The warnings are a good reminder that while we may think of destructive winds as the biggest danger in a cyclone or hurricane, storm surge is often more deadly.

Here in the U.S. the National Oceanic and Atmospheric Administration this hurricane season will use a storm surge watch/warning system to highlight areas along the Gulf and Atlantic coasts that are at risk of life-threatening inundation.

The new tool will alert residents to the risks of rising water and the need to evacuate, the Tampa Bay blog said.

A 2016 updated study by CoreLogic found that more than 6.8 million homes located along both the Gulf and Atlantic coasts of the United States are at risk of damage caused by hurricane-driven storm surge flooding. More on storm surge risk via the Insurance Information Institute facts and statistics on flood insurance.

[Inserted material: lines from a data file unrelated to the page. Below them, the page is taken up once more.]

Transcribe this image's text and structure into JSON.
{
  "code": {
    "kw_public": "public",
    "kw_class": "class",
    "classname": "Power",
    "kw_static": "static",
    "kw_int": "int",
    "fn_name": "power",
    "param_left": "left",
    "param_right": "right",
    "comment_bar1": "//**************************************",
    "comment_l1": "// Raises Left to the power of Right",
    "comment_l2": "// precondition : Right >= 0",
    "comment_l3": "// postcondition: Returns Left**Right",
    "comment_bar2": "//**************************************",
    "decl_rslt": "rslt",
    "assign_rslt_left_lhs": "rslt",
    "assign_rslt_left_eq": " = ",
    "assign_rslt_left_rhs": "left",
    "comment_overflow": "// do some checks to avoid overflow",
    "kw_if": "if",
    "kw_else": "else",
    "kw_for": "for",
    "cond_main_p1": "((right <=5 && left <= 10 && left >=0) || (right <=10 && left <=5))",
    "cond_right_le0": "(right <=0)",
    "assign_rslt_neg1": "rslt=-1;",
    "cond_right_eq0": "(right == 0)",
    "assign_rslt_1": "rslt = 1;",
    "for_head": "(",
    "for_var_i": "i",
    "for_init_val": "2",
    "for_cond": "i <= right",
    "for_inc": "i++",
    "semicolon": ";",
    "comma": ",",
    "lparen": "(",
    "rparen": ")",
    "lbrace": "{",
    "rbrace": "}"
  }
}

It’s the first day of Spring and here in New Jersey we’re expecting a balmy 50 degrees Fahrenheit. Rising temperatures + snowmelt = flooding.

NOAA’s Spring Outlook calls for moderate to major flooding in northern North Dakota and in the Snake River basin in Idaho and flags California, which saw extensive flooding in February, as susceptible to additional flooding in the coming weeks.

Spring also marks the start of severe weather season for many states. Resources on severe weather preparedness are available at the Insurance Information Institute ( I.I.I.) website and weather.gov.

Which brings us to this:

Many homeowners incorrectly believe that flooding is covered by standard homeowners insurance, according to the I.I.I. Consumer Insurance Survey.

In fact, flood insurance is available from FEMA’s National Flood Insurance Program (NFIP) and a few private insurance companies.

How to change the misperception?

Part of the answer lies in education, as the I.I.I. says:

“Consumers can—and should—educate themselves about their coverage, recognize that they may have gaps in their coverage and seek guidance from an insurance professional when they purchase or renew a policy.”

The other part of the challenge, as outlined by Wharton professor Howard Kunreuther in an issue brief, lies in how to communicate to people that the best return on an insurance policy is no return at all.

“In reality, insurance is a protective measure should one suffer a loss. Homeowners should celebrate not having a loss because the financial consequences for an uninsured individual could be staggering.”

What do you think?